Bramber, St Nicholas Church
Bramber, St Nicholas Church
When William de Braose, one of William the Conqueror's most powerful barons, built Bramber Castle shortly after the Norman invasion, he also built a church, making St Nicholas the oldest Norman church in Sussex. Though the castle is in ruins today, the church is very much in existence and stands immediately downhill of the castle gatehouse on a slope looking out over the village.

St Nicholas was originally built for a college of secular canons, but by the mid-13th century, it was given over to be the parish church of Bramber. The first church was built on a cruciform plan, with a tower over the crossing.

The original nave still stands, along with the chancel arch, while the crossing itself now serves as the chancel. The low tower, though it looks original, is actually an 18th-century rebuilding. The quality of the stonework suggests that the church was built by Norman masons brought to England to work on De Braose's castle.

The main interior interest is the surviving 11th-century carving detail, in particular, the capitals supporting the chancel arch. These capitals are carved in wonderful early Norman style, with heads, and a panel depicting the Biblical story of the fox and geese.

The three-light east window, though it appears Norman, is actually a Victorian replacement. There is a 13th-century font, and the oldest monument is that of Thomas Green (d 1789), his wife and daughter.
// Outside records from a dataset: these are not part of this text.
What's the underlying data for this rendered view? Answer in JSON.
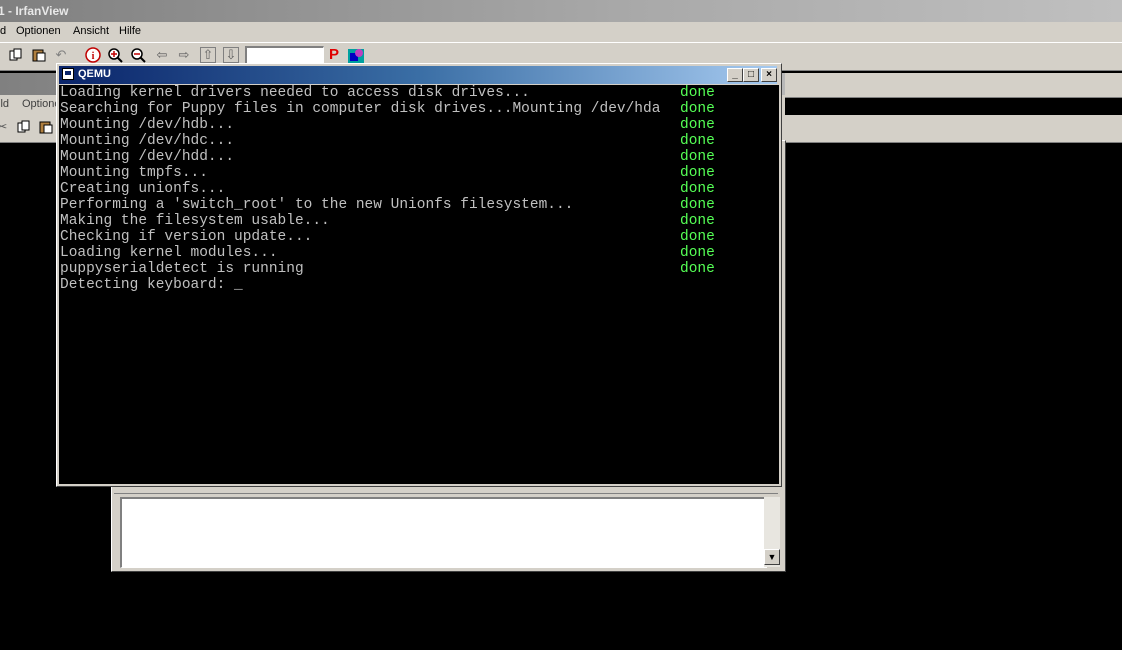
{
  "irfanview": {
    "title": "1 - IrfanView",
    "menu": [
      "d",
      "Optionen",
      "Ansicht",
      "Hilfe"
    ],
    "second_menu": [
      "ild",
      "Optione"
    ],
    "toolbar_icons": [
      "copy-icon",
      "paste-icon",
      "undo-icon",
      "info-icon",
      "zoom-in-icon",
      "zoom-out-icon",
      "arrow-left-icon",
      "arrow-right-icon",
      "arrow-up-icon",
      "arrow-down-icon",
      "paint-icon",
      "color-icon"
    ],
    "page_field_value": ""
  },
  "qemu": {
    "title": "QEMU",
    "lines": [
      {
        "text": "Loading kernel drivers needed to access disk drives...",
        "status": "done"
      },
      {
        "text": "Searching for Puppy files in computer disk drives...Mounting /dev/hda",
        "status": "done"
      },
      {
        "text": "Mounting /dev/hdb...",
        "status": "done"
      },
      {
        "text": "Mounting /dev/hdc...",
        "status": "done"
      },
      {
        "text": "Mounting /dev/hdd...",
        "status": "done"
      },
      {
        "text": "Mounting tmpfs...",
        "status": "done"
      },
      {
        "text": "Creating unionfs...",
        "status": "done"
      },
      {
        "text": "Performing a 'switch_root' to the new Unionfs filesystem...",
        "status": "done"
      },
      {
        "text": "Making the filesystem usable...",
        "status": "done"
      },
      {
        "text": "Checking if version update...",
        "status": "done"
      },
      {
        "text": "Loading kernel modules...",
        "status": "done"
      },
      {
        "text": "puppyserialdetect is running",
        "status": "done"
      }
    ],
    "prompt": "Detecting keyboard: _",
    "colors": {
      "text": "#c0c0c0",
      "done": "#55ff55",
      "titlebar": "#0a246a"
    }
  }
}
St Nicholas is a charming Norman church, and well worth a visit, especially if you are already visiting Bramber Castle! The church is open daily.